Over the last five years, I’ve seen Microsoft change as an organisation. While Azure has been around longer, I’ve only been working with the platform since 2012. I’ve seen how Azure has developed and evolved almost organically in line with Microsoft and their vision. It is also evident that there has been a shift in the company’s technology focus to cultural and how it has shaped Microsoft and how they are making a difference in today’s world.
With this, let me talk about Azure DevOps. Azure DevOps is not just about technology. It is a combination of the best of technology and the application of best practices. It is about culture and a change in the way we do things, as well as our mindset. Microsoft recently launched this because they understand that DevOps has become increasingly critical to a team’s success. Azure DevOps captures over 15 years of investment and learnings in providing tools to support software development teams. Further to this, Microsoft has shown their commitment to being the largest contributor on GitHub.

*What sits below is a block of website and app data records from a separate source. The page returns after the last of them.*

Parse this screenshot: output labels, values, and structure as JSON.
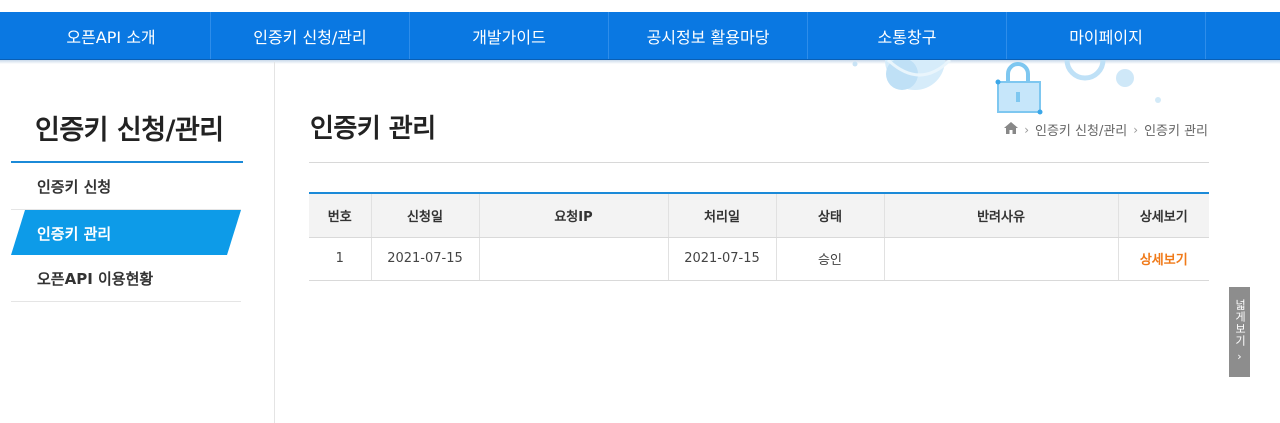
{
  "nav": [
    {
      "label": "오픈API 소개"
    },
    {
      "label": "인증키 신청/관리"
    },
    {
      "label": "개발가이드"
    },
    {
      "label": "공시정보 활용마당"
    },
    {
      "label": "소통창구"
    },
    {
      "label": "마이페이지"
    }
  ],
  "sidebar": {
    "title": "인증키 신청/관리",
    "items": [
      {
        "label": "인증키 신청",
        "active": false
      },
      {
        "label": "인증키 관리",
        "active": true
      },
      {
        "label": "오픈API 이용현황",
        "active": false
      }
    ]
  },
  "page": {
    "title": "인증키 관리",
    "breadcrumb": [
      "인증키 신청/관리",
      "인증키 관리"
    ],
    "home_icon": "home-icon"
  },
  "table": {
    "headers": [
      "번호",
      "신청일",
      "요청IP",
      "처리일",
      "상태",
      "반려사유",
      "상세보기"
    ],
    "rows": [
      {
        "no": "1",
        "apply_date": "2021-07-15",
        "request_ip": "",
        "process_date": "2021-07-15",
        "status": "승인",
        "reject_reason": "",
        "detail": "상세보기"
      }
    ]
  },
  "wide_view": {
    "label": "넓게보기"
  },
  "colors": {
    "nav": "#0a78e2",
    "accent": "#0d9be8",
    "detail_link": "#f07a19"
  }
}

So… Azure DevOps. What is it and why is it a game changer? I set the context above to show how Microsoft have changed and how they want to make difference in many areas and with Azure DevOps. It’s not just about doing things better in Azure but across any cloud and any platform, regardless of application. If you want to break it down, think it as a next-generation VSTS with more integration and with Azure giving you the power build and deliver more efficiently. And the best part is you can get started today and you can try or test it for free.

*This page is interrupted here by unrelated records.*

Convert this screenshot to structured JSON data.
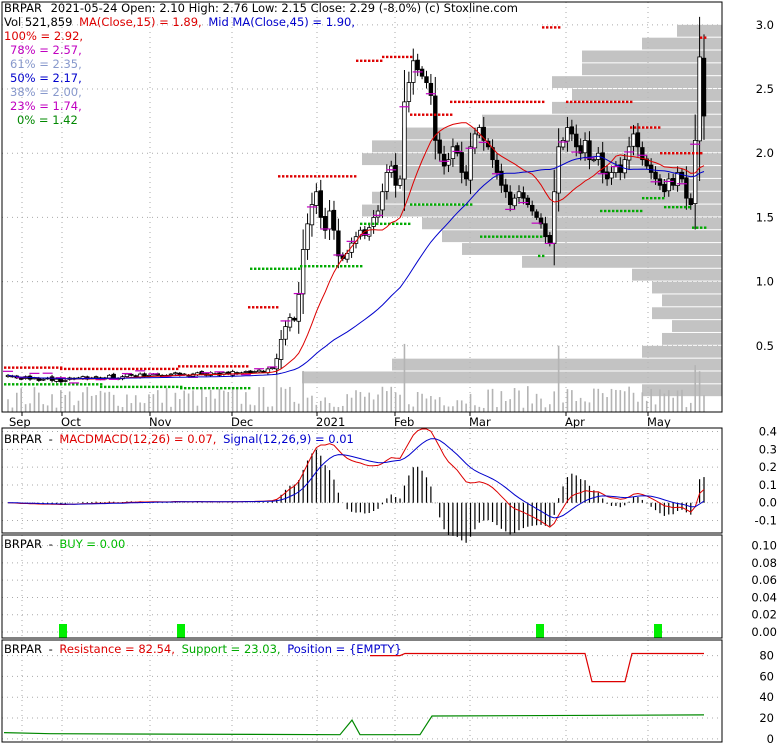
{
  "header": {
    "line1_ticker": "BRPAR",
    "line1_rest": "2021-05-24 Open: 2.10  High: 2.76  Low: 2.15  Close: 2.29 (-8.0%)  (c) Stoxline.com",
    "vol": "Vol 521,859",
    "ma15": "MA(Close,15) = 1.89,",
    "ma45": "Mid MA(Close,45) = 1.90,"
  },
  "colors": {
    "red": "#dd0000",
    "blue": "#0000cc",
    "green": "#00aa00",
    "grid": "#aaaaaa",
    "volume": "#b4b4b4",
    "profile": "#b9b9b9",
    "magenta": "#c000c0",
    "candle": "#000000"
  },
  "fib_levels": [
    {
      "label": "100% = 2.92,",
      "color": "#dd0000"
    },
    {
      "label": "78% = 2.57,",
      "color": "#c000c0"
    },
    {
      "label": "61% = 2.35,",
      "color": "#8899cc"
    },
    {
      "label": "50% = 2.17,",
      "color": "#0000cc"
    },
    {
      "label": "38% = 2.00,",
      "color": "#8899cc"
    },
    {
      "label": "23% = 1.74,",
      "color": "#c000c0"
    },
    {
      "label": "0% = 1.42",
      "color": "#008800"
    }
  ],
  "macd_panel": {
    "ticker": "BRPAR",
    "label": "MACDMACD(12,26) = 0.07,",
    "signal": "Signal(12,26,9) = 0.01"
  },
  "buy_panel": {
    "ticker": "BRPAR",
    "label": "BUY = 0.00"
  },
  "res_panel": {
    "ticker": "BRPAR",
    "resistance": "Resistance = 82.54,",
    "support": "Support = 23.03,",
    "position": "Position = {EMPTY}"
  },
  "chart_data": [
    {
      "type": "candlestick",
      "panel": "price",
      "x_labels": [
        "Sep",
        "Oct",
        "Nov",
        "Dec",
        "2021",
        "Feb",
        "Mar",
        "Apr",
        "May"
      ],
      "y_ticks": [
        "3.0",
        "2.5",
        "2.0",
        "1.5",
        "1.0",
        "0.5"
      ],
      "ylim": [
        0.0,
        3.1
      ],
      "close_series": [
        0.27,
        0.26,
        0.25,
        0.24,
        0.26,
        0.24,
        0.25,
        0.23,
        0.24,
        0.25,
        0.23,
        0.24,
        0.22,
        0.23,
        0.25,
        0.24,
        0.25,
        0.26,
        0.24,
        0.25,
        0.26,
        0.24,
        0.25,
        0.27,
        0.25,
        0.24,
        0.26,
        0.28,
        0.27,
        0.26,
        0.28,
        0.26,
        0.27,
        0.28,
        0.27,
        0.26,
        0.27,
        0.28,
        0.29,
        0.27,
        0.28,
        0.27,
        0.28,
        0.29,
        0.28,
        0.27,
        0.29,
        0.28,
        0.27,
        0.29,
        0.28,
        0.3,
        0.28,
        0.29,
        0.3,
        0.29,
        0.3,
        0.31,
        0.3,
        0.32,
        0.33,
        0.4,
        0.55,
        0.65,
        0.72,
        0.7,
        0.9,
        1.25,
        1.45,
        1.6,
        1.7,
        1.5,
        1.4,
        1.55,
        1.4,
        1.2,
        1.18,
        1.22,
        1.3,
        1.35,
        1.4,
        1.36,
        1.42,
        1.5,
        1.55,
        1.7,
        1.85,
        1.9,
        1.75,
        1.8,
        2.4,
        2.55,
        2.72,
        2.65,
        2.6,
        2.55,
        2.45,
        2.1,
        2.0,
        1.9,
        1.95,
        2.05,
        2.0,
        1.85,
        1.8,
        2.05,
        2.15,
        2.2,
        2.1,
        2.05,
        1.95,
        1.85,
        1.75,
        1.7,
        1.6,
        1.65,
        1.7,
        1.65,
        1.6,
        1.55,
        1.5,
        1.45,
        1.35,
        1.3,
        1.7,
        2.05,
        2.1,
        2.2,
        2.15,
        2.05,
        2.0,
        2.1,
        1.95,
        1.95,
        2.0,
        1.85,
        1.8,
        1.85,
        1.9,
        1.85,
        1.95,
        2.05,
        2.15,
        2.05,
        1.95,
        1.9,
        1.85,
        1.8,
        1.75,
        1.7,
        1.8,
        1.75,
        1.85,
        1.8,
        1.65,
        1.6,
        2.1,
        2.75,
        2.29
      ]
    },
    {
      "type": "line",
      "panel": "macd",
      "y_ticks": [
        "0.4",
        "0.3",
        "0.2",
        "0.1",
        "0.0",
        "-0.1"
      ],
      "ylim": [
        -0.17,
        0.42
      ]
    },
    {
      "type": "bar",
      "panel": "buy",
      "y_ticks": [
        "0.10",
        "0.08",
        "0.06",
        "0.04",
        "0.02",
        "0.00"
      ],
      "ylim": [
        0.0,
        0.11
      ]
    },
    {
      "type": "line",
      "panel": "resistance-support",
      "y_ticks": [
        "80",
        "60",
        "40",
        "20",
        "0"
      ],
      "ylim": [
        -3,
        95
      ]
    }
  ]
}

Post the announcement just over 24 hours ago, I started playing with Azure DevOps and I thought I’d touch on how easy it is to use Azure DevOps. I’ve shown it to those who use other tools and it’s been met with surprise, curiosity and the fact that you can really deploy on any cloud and platform. The other point to note is, it’s easy to use so there’s no real big learning curve. Even those not familiar with VSTS, quickly got hold of it.
If you’re all about CI/CD, Azure Pipelines will be your playground allowing you to deploy to Azure, AWS, and GCP and has native container support. And no, it’s not just Windows, bring on Linux and Mac. In addition, if you’re creating an Open Source Project, you’ll get unlimited build minutes from Azure Pipelines, further showcasing the power of the tools, Azure as well Microsoft’s confidence and commitment to developers and having clouds and tools for all.
Adding that new pipeline is as easy as selecting your location, confirming and connecting to your repository. From there, it will analyze the source and depending on the application, make recommendations on templates you can use. Once you’ve selected your template, you can then modify the code if necessary before saving and running.
If you want to build applications, you can use a Microsoft-hosted agent located within the agent pools. You don’t have to worry about firing up your own Virtual Machines. You can select Windows, Linux, and MacOS agents. The capability is within reach. All you need to focus on is the code.
You may be wondering, what if there are specific scenarios such as security requirements or whether a bespoke agent is required so the code is only in that place. This is fully supported and you have the ability to run and deploy. Adding tasks to your pipeline is just as easy. If you want containers, you don’t have to be a Kubernetes expert to deploy to a Kubernetes cluster either. Using the interface, it’s easy as filling in the configuration and simple kubectl commands. The point, is here that you can take the code and deploy it easily and effectively.
The UI is also really intuitive and within a couple of minutes, you can be on your way to deploying your app all from one interface. Looking at the screenshot I took above, there’s a lot more than just building out pipelines. You can plan out your work with Azure Boards, set up dashboards, reporting and use the built-in tools to get things done and be more agile. There’s the ability to visualise your flow and view traceability through the user interface on your board. You can even create branches in the board. Azure Artifacts which allows you to share, manage and create your packages with your team and it’s all in one place. Azure Repos is your private Git Repository service available to you. Last, there are Test Plans available where you can hold and manage all of your test data.
I’ve just touched on the capabilities of Azure DevOps. I would recommend that it will be best for you to try it and see how it can work for you. After taking all of that in, it’s easy to understand why this is such a game changer and why Microsoft are really making a big impact in many areas.
So how do you get started? Check out: http://azure.com/devops
If you have any questions, fill out the form below if you’d like help with Azure DevOps. Someone from our team will be in touch!